asked give a ruling. This was previously done in
1998 over the rules for the secession of Quebec.
The ruling Liberal party could prepare a reference and pass it to the
Supreme Court for a non-binding ruling.
The federal cabinet, and Liberal party caucus, and the people of Canada
remained seriously divided on the issue of equal marriage rights for gays and
lesbians. A slim majority of adults favored SSM at the time. Among young
adults, support is quite strong. Older Canadians are heavily opposed.
At the 2003-JUN-17 cabinet meeting, the Liberal government decided to take the last
option described above. They choose to not appeal the
ruling of the provincial court rulings. They accepted the
principle that the Canadian Charter of Rights and Freedoms -- Canada's
constitution -- guarantees that same-sex couples must have equality with
opposite-sex couples, and be free to marry. One government insider said that the
cabinet meeting involved "powerful discussions." 2 The
source also said that the final decision was unanimous. However, there are some
indications that cabinet members remain personally divided on the matter. More details
On 2003-JUL, the reference was made public and submitted to the Supreme Court of Canada for review.
The Court was asked to rule on the reference on whether:
The Federal Government has the sole right to define who can marry.
The draft legislation is compatible with the
Canadian Charter of Rights and Freedoms, and is thus constitutional.
Clergy can continue to discriminate against some engaged couples by
refusing to marry them.
The third queston asked whether religious institutions would be protected
against lawsuits if they refused to marry a same-sex couple because of their
sex. In the past, churches have regularly refused to marry couples with marriage
certificates on the basis of the couple's religion, race, age, disability
status, degree of consanguinity, lack of maturity, etc.
without being sued. But many conservative religious leaders have indicated
apprehension that they may be sued in the future by same-sex couples.
In a surprise move on 2004-JAN-28, the federal government added an additional
question to the reference: whether the existing marriage law which denies
same-sex couples the right to marry is constitutional. If it is not, the
government asks in what particulars and to what extent is it not constitutional.
In asking this question, the government may be trying to determine if there are
any other constitutional options open to it other than giving same-sex couples
the right to marry.
On 2004-DEC-09, the court delivered its ruling. They answered the original
three questions in the affirmative. They side-stepped the fourth question, by
saying that many lower courts had already ruled that the constitution requires
SSM, and that the government had accepted those decisions. The refusal to answer

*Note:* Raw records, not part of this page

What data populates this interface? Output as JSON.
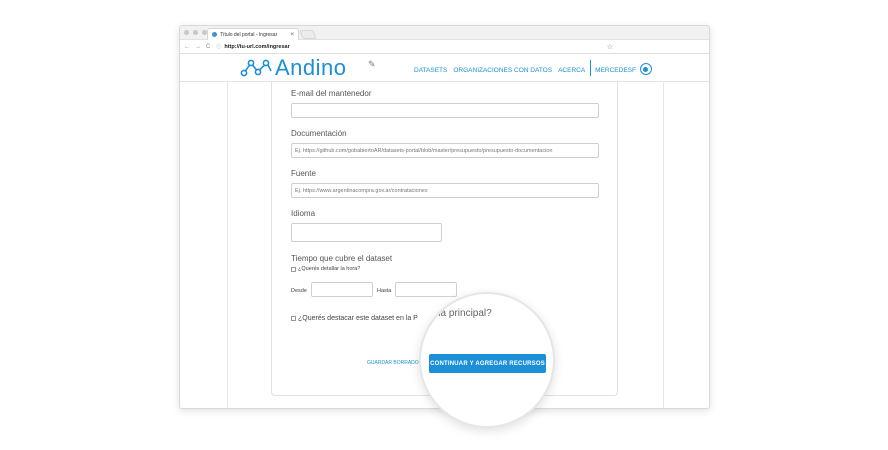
{
  "browser": {
    "tab_title": "Título del portal - Ingresar",
    "tab_close": "×",
    "url": "http://tu-url.com/ingresar",
    "nav_back": "←",
    "nav_forward": "→",
    "nav_reload": "C",
    "info_icon": "ⓘ",
    "star": "☆"
  },
  "header": {
    "logo_text": "Andino",
    "edit_icon": "✎",
    "nav_items": [
      "DATASETS",
      "ORGANIZACIONES CON DATOS",
      "ACERCA"
    ],
    "user": "MERCEDESF"
  },
  "form": {
    "email_label": "E-mail del mantenedor",
    "email_value": "",
    "doc_label": "Documentación",
    "doc_placeholder": "Ej. https://github.com/gobabiertoAR/datasets-portal/blob/master/presupuesto/presupuesto-documentacion",
    "source_label": "Fuente",
    "source_placeholder": "Ej. https://www.argentinacompra.gov.ar/contrataciones",
    "language_label": "Idioma",
    "language_value": "",
    "coverage_label": "Tiempo que cubre el dataset",
    "detail_hour_label": "¿Querés detallar la hora?",
    "from_label": "Desde",
    "to_label": "Hasta",
    "featured_label": "¿Querés destacar este dataset en la P",
    "save_draft_label": "GUARDAR BORRADO",
    "lens_fragment": "na principal?",
    "continue_label": "CONTINUAR Y AGREGAR RECURSOS"
  }
}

the fourth question guaranteed that SSM would generate intense conflict in
On APR-12, a Conservative party amendment which would have prohibited same-sex
couples from marrying, and would have substituted a "separate but equal" system
of civil unions was defeated by a vote of 164 to 132.
On JUN-28, bill C-38 was
passed by the House of Commons by a vote of 158 to 133 and sent to the Senate.
The Senate is an appointed, not elected, body. As such, many members feel
that they should not interfere with bills forwarded from the House of Commons.
However, senators who are members of the Conservative Party decided to
introduce amendments to bill C-38.
If any of the amendments are approved, then the bill would have to be
returned to the House of Commons for a final vote.
If all of the amendments are rejected, and if the majority of Senators
vote in favor of the bill, it would proceed to the Governor General who would
finally sign the bill into law.
The Liberal Party currently holds a large majority in the Senate. The chances
of an amendment passing were slim, but not zero. Several were considered, but
all were defeated.
Bill C-38 was passed by the Senate on 2005-JUL-19, and signed into law on the
Canada become the fourth country in the world to allow same-sex marriages
throughout its entire territory. (The other three are the Netherlands,
Belgium, and Spain).
"Same-sex couples rush to altar," The Toronto Star,
2003-JUN-12, Pages A1 and A24.
Valerie Lawton, "Ottawa accused of same-sex delay," The Toronto Star, 2004-JAN-29, Page A7.